Antônio Moura begins his reading tour of the UK today, in London at King's University College at 5pm. This is an edited version of his answers to some questions we asked him in anticipation of his visit.
"This is the first time I've been in the UK, and launching a book in another country, translated into its language is very exciting, very rewarding, I think, for any writer or poet. It is a form of recognition that any artist receives with satisfaction.
To participate a tour through several cities is more interesting still. It gives me the opportunity to not only hear their work in another language, but also to feel a close dialogue with and the direct perception that the public speaking the language into which my language was poured, holds for my work.
I've had experience as a translator, Jean-Joseph Rabearivelo and Cesar Vallejo and can say that translation work is mainly poetry, a kind of frustration. For in the case of poetry, there are idioms that are irreplaceable. If in a poem there is the possibility of a synonym in own language it is written, how do you find a similar term in another language? So. The translation works better the closer one can get to the original as possible.

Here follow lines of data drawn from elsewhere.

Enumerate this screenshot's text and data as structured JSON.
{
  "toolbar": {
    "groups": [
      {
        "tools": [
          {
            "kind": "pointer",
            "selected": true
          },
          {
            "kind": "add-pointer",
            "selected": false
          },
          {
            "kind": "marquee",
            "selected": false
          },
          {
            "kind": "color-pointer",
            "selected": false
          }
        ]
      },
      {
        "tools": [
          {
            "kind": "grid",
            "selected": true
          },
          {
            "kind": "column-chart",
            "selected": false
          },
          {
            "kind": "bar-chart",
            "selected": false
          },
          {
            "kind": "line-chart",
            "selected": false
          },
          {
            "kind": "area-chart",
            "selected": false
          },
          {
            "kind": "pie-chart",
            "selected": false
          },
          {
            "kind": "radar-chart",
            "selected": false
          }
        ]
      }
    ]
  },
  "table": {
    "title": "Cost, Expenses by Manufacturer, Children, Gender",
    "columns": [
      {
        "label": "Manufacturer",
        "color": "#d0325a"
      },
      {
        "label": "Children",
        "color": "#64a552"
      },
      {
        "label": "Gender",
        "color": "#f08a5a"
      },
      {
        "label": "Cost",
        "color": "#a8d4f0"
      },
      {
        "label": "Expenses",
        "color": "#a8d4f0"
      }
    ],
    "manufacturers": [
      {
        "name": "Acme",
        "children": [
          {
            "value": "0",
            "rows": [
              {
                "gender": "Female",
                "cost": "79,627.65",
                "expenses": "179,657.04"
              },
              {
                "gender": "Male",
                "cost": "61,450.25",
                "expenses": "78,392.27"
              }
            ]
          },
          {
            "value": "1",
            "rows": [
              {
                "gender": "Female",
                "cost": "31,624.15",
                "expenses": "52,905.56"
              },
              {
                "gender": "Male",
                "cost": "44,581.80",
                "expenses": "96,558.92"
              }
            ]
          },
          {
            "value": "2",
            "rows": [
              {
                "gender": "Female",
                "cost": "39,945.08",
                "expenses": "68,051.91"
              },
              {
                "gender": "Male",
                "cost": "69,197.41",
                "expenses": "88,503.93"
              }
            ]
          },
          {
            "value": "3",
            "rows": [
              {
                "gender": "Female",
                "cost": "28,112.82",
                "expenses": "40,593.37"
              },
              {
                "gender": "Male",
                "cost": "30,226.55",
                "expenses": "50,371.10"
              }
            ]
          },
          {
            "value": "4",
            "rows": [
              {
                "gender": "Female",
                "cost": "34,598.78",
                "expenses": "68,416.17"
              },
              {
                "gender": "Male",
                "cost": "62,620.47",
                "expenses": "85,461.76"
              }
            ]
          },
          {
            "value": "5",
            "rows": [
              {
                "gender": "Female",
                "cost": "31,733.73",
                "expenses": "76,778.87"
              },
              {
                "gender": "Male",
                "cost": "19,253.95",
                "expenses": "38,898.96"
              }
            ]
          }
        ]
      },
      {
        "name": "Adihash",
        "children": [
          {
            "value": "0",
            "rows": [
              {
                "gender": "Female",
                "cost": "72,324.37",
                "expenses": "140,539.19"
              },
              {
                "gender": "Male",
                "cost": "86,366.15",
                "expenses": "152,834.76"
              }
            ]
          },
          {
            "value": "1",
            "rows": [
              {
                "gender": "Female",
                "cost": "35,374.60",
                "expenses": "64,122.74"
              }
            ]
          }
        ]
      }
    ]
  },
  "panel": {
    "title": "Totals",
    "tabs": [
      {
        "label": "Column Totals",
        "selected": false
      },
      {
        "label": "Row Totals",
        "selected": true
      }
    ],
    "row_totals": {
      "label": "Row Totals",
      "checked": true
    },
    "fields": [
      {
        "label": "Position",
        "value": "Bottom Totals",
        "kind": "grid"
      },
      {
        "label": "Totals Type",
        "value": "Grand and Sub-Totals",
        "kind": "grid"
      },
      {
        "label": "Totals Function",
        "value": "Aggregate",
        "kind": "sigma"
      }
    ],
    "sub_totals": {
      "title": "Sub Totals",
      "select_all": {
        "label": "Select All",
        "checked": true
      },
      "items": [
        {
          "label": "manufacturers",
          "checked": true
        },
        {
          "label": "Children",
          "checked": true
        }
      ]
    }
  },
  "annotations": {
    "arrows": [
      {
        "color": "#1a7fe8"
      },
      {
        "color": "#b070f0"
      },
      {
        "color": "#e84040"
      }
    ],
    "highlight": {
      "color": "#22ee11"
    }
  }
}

I think the best aproximation occurs when the translator achieves a sort of echo in the three main pillars that sustain poetry: sound, image and sense.

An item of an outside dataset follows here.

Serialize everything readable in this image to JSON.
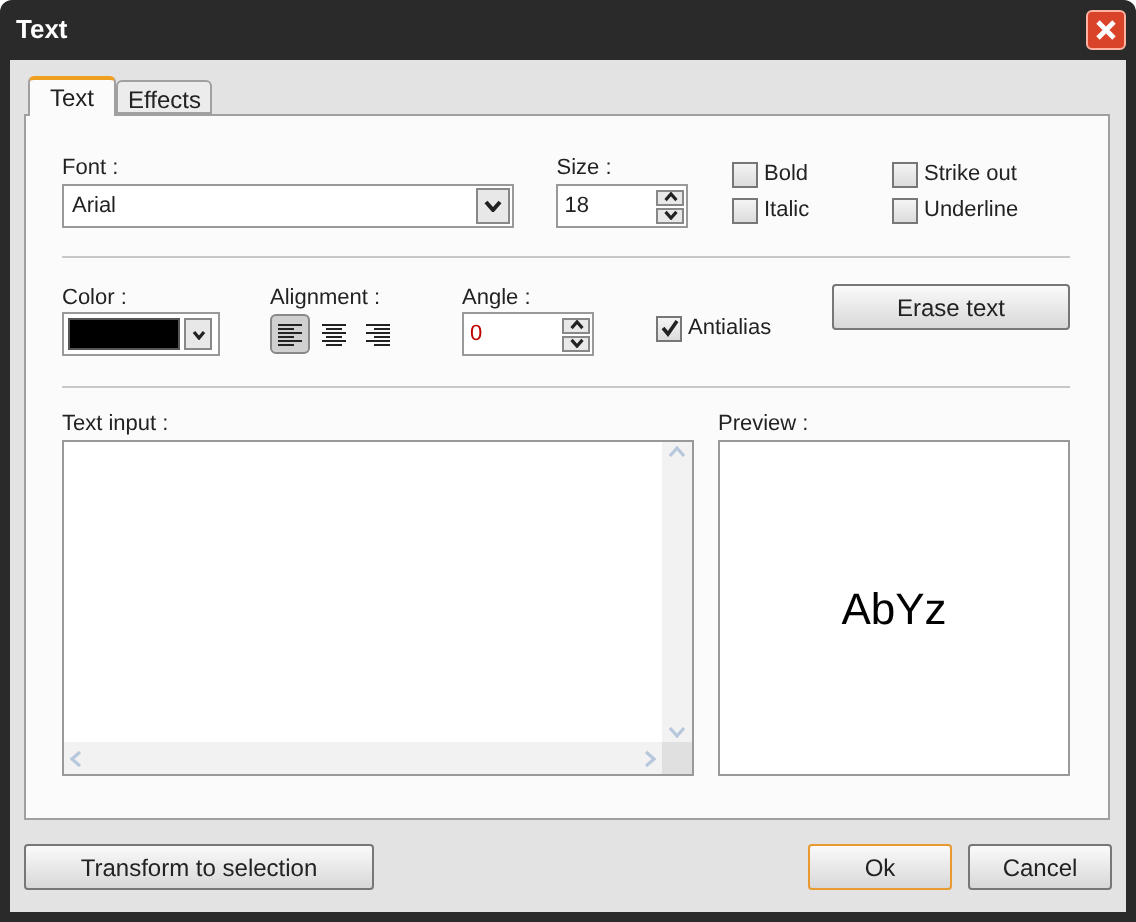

Even so, the importance of translation and the translator's role in the scenario is immense in expanding dialogue and exchange between different cultures.
It's hard to talk about poetry. Any poetry. The word poetry is by nature anti-descriptive. There's an essay Claudio Daniel, actually an introductory Spanish for a future edition, which speaks very well about my poetry called "Reimagining the Flood." But, c'mon. In my first two books, Ten and Hong Kong, where there is a concentration on the more extreme experimentation with language, there's a quest to break concepts, procedures and poetic themes. This leads to a certain diction that, while addressing themes often common to all, created what the philosopher Benedito Nunes, in the preface of Hong Kong, called this "the language of Antônio Moura ". Over the next two books, Rio Silence and Shadow of Absence, the focus is shifting to a macro-structure of language and thought, bringing poetry to a meeting and a closer dialogue with thought. [Silence River is a collected of these titles]
What piqued my interest in poetry was the greater nuance of sound that appears in poetry and isn't presented in other types of text. The library in my childhood home was fueled mainly by my older brothers - much older than me. With that came the desire to read the great poets who were there, like Baudelaire, for example. Then came more reading and the world with its throbbing and its bangs and silence.
Yet the poem is formed in silence, a tenuous exchange between unconscious and conscious, almost imperceptive after it jumps into the conscious and it's not long out the fingers, in the form of writing. And when it leaves the fingers it is already almost all formed. What is missing has to be accepted as part of its existence.
I do not know if you can change the way you think about the work, not in general, which involves the complete abandonment of its essence, the anima, the foundation of its art. But I believe that a perception of language can make you or your art leap, and spiral in form, which does imply a transformation.
The role of poetry never was and never will be to have a working function in society. It does not lend itself to that. But I think at certain times, and we need not go back very far in time, just to the first half of the twentieth century, to realize that poetry and art in general, had a penetration, visibility, presence and much greater influence in the world - and I'm not speaking here of an engaged art or pamphleteering - which was much more intense and rebounded much louder in the world than today.
I think that poets and artists today are a community facing an apocalypse in trying to fight barbarism and the banality of technique, which they must resist and carry the flame forward.
Brazil has become the realm of banality, the rise of the disposable and trivia. The media is disgusting. Sloth occupies the place where people could take shelter in cultural quality, not only in the field of poetry. Another major problem is the difficulty that one has to get financial support from the institutions which should have the obligation to literature and other arts. But these institutions usually give their support, for political reasons, to folk and traditional areas of cultural production, which also has its importance but are only one point in the constellation of possible culture."
Antônio Moura, October 2012